The two monsoon winds providing rain to the two corners of the country at various periods to all of the island also make Sri Lanka a year round destination. The north east winds make the south western coast sunny and the sea calm from November to March. The South West winds quiet East Coast waters and the days are filled with constant sunshine.
Priyantha Perera vast experience covers several decades of providing agency services to ships calling in the Ports of Sri Lanka, including Superyachts M.Y. Vava, M.Y. Queen Miri, M.Y. Talisman, M.Y. Intrepid, M.Y. Talisman C, M.Y. Laurel L (calling in to Colombo for dry dock repairs) M.Y. Cloud 9, and S.Y. Hemisphere, the world’s largest luxury catamaran. Captain Glen of 47.30 metre custom-built Vava mega motor yacht departing Sri Lanka wrote to Mr Perera:
“Many thanks, Priyantha, for your kind assistance and for your help with all our inquires as it helped us to complete the simple tasks we needed to take on and also allowed us to understand a little about Sri Lankan ways. I am happy that we came to Sri Lanka as it gave the crew a great opportunity to have some very interesting time ashore in a country most of us have never visited. They all fully enjoyed the experience and I can certainly expect that some of them will likely return for visits in the future.”
When the luxury charter motor yacht Cloudbreak was cruising in late May in Southeast Asia and needed to refuel and provision before continuing on route to the Mediterranean, APS branches in Phuket and Sri Lanka supported the Captain throughout the process. Although Covid-19 restrictions created delays in provisioning and obstacles for engine repairs, both situations were resolved swiftly and to the satisfaction of Captain Jerry and the crew of Cloudbreak, with remote assistance allowing the engineers on the ground and the crew to adapt to the situation.
A rise in a number of luxury yacht building facilities in Sri Lanka, previously being developed, is expected to continue at the Pandemic backend, which is expected to lead to a boom in yachting. A few companies are in full operation designing and building yachts, masts, sails, yards, cordage, electrical components, mini marines and moorings.
Also needed and hopefully fully underway in the future and previously in play, is a technical school down south. The school trains youth from fishing villages to build yachts and offers training in electrical engineering, engine repairs and maintenance.
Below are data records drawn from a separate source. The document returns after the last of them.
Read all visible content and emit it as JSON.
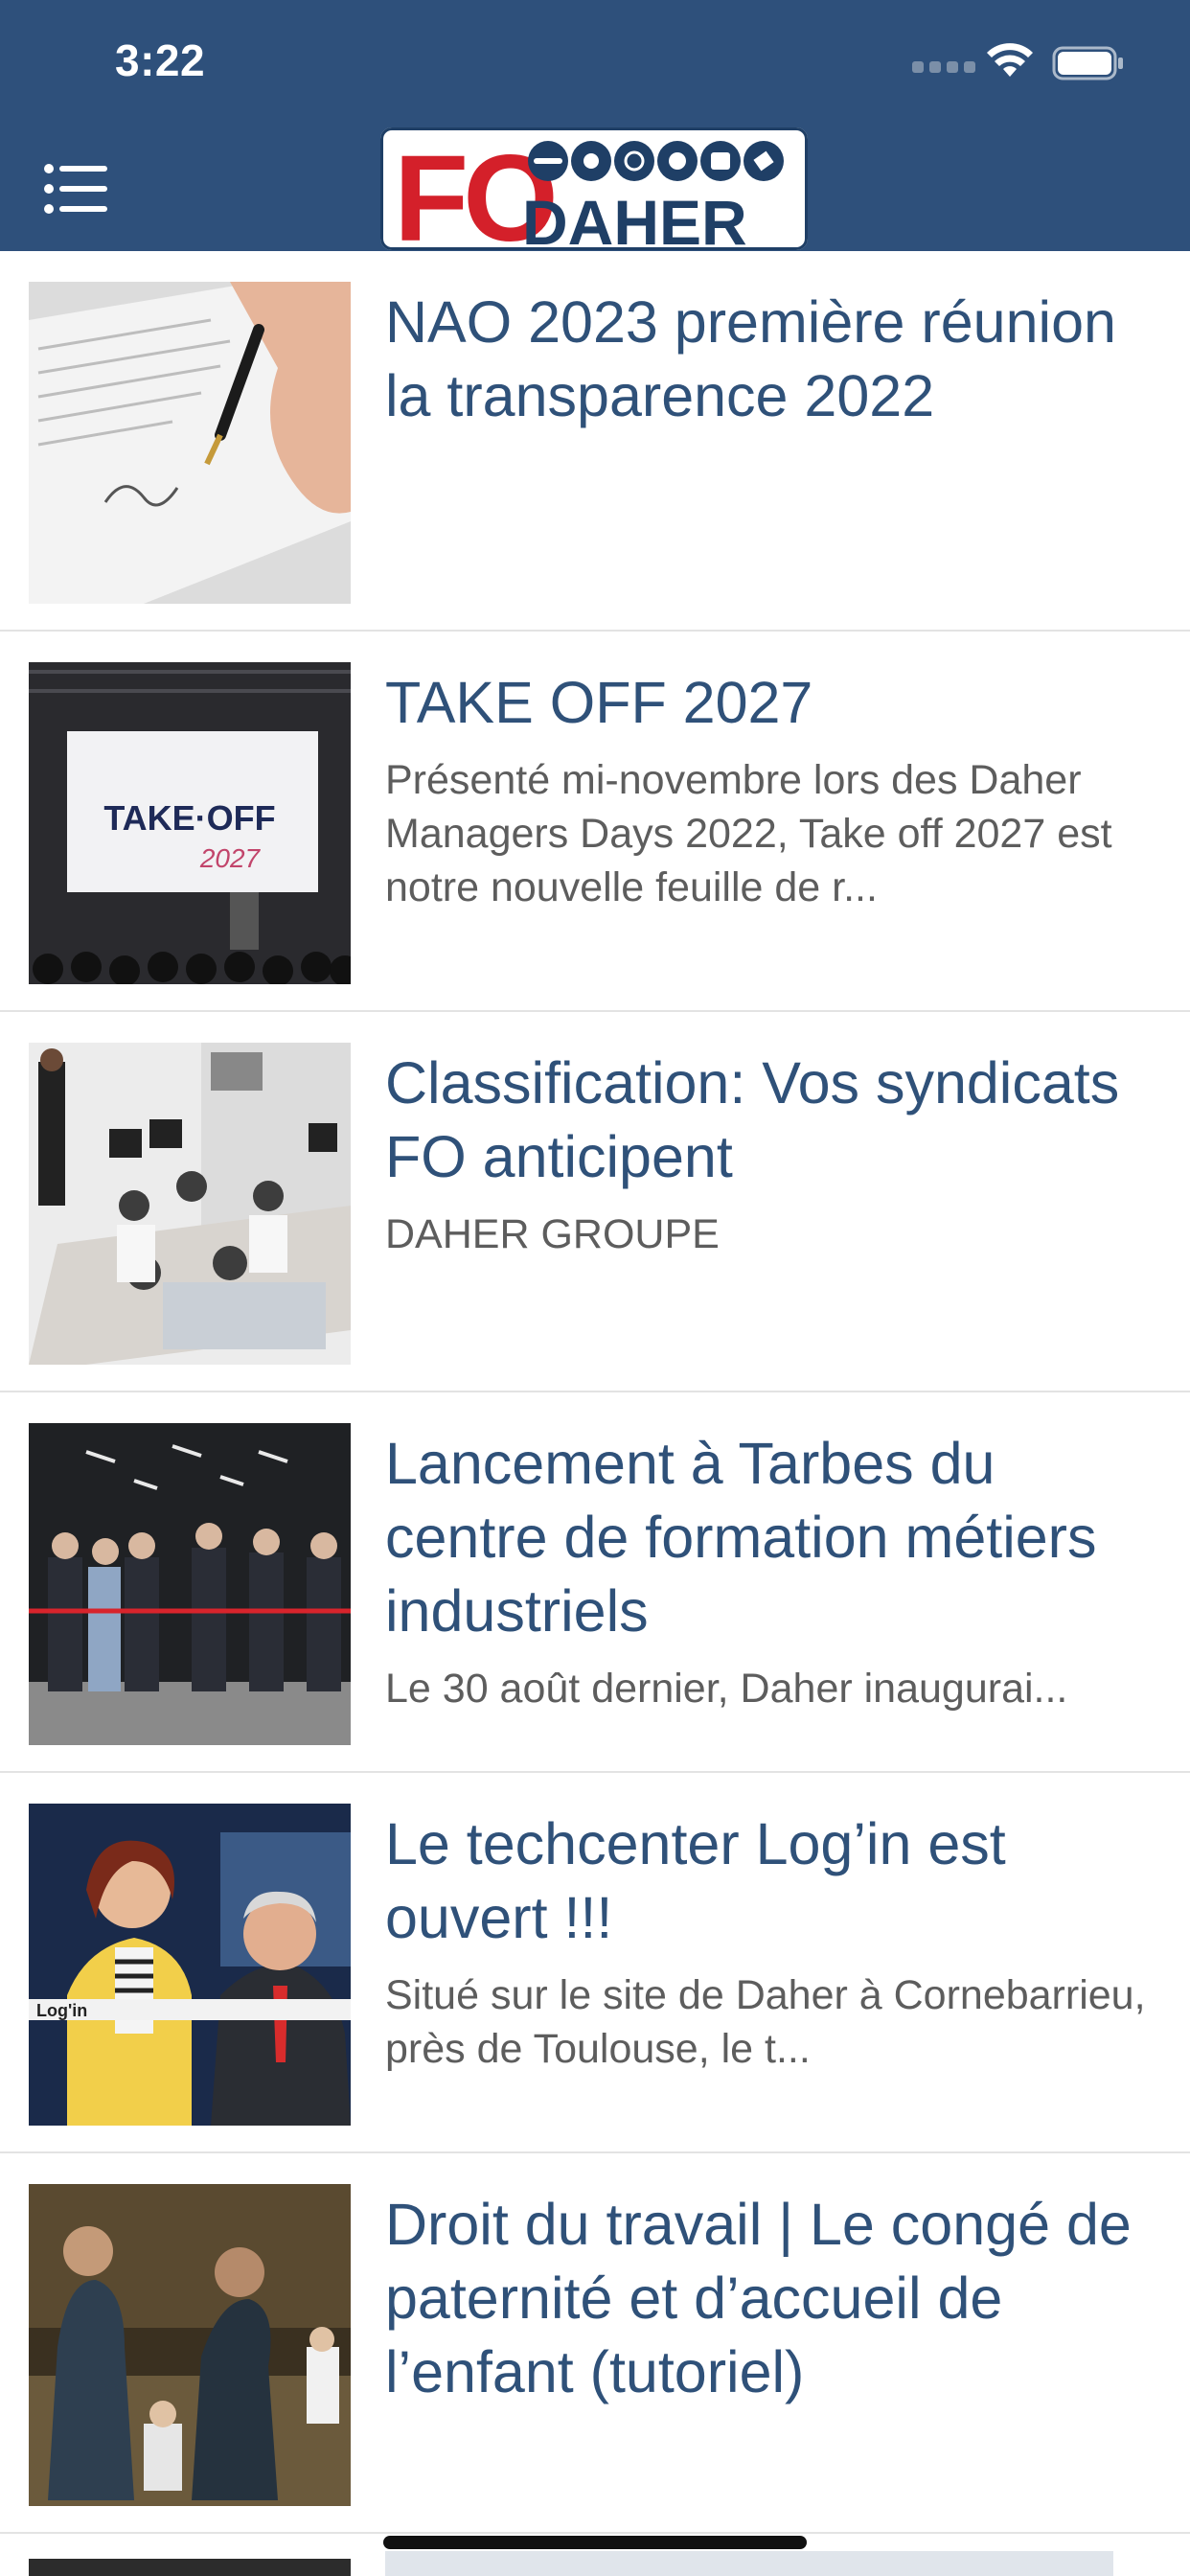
{
  "status_bar": {
    "time": "3:22"
  },
  "header": {
    "logo_text": "FO",
    "logo_subtext": "DAHER"
  },
  "colors": {
    "header_bg": "#2e507b",
    "title": "#2f5179",
    "excerpt": "#5d5d5d"
  },
  "articles": [
    {
      "title": "NAO 2023 première réunion la transparence 2022",
      "excerpt": ""
    },
    {
      "title": "TAKE OFF 2027",
      "excerpt": "Présenté mi-novembre lors des Daher Managers Days 2022, Take off 2027 est notre nouvelle feuille de r...",
      "image_text": "TAKE·OFF",
      "image_year": "2027"
    },
    {
      "title": "Classification: Vos syndicats FO anticipent",
      "excerpt": "DAHER GROUPE"
    },
    {
      "title": "Lancement à Tarbes du centre de formation métiers industriels",
      "excerpt": "Le 30 août dernier, Daher inaugurai..."
    },
    {
      "title": "Le techcenter Log’in est ouvert !!!",
      "excerpt": "Situé sur le site de Daher à Cornebarrieu, près de Toulouse, le t...",
      "image_text": "Log'in"
    },
    {
      "title": "Droit du travail | Le congé de paternité et d’accueil de l’enfant (tutoriel)",
      "excerpt": ""
    }
  ],
  "icons": [
    "menu-icon",
    "wifi-icon",
    "battery-icon",
    "signal-icon"
  ]
}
Another academy trains students in sailing skills and ocean conservation.
Sri Lanka is looking toward to fully operating these schools and to welcoming more yachts and providing wonderful boating experiences, with new and enhanced harbours and a premiering boat show.
Contact: Priyantha Perera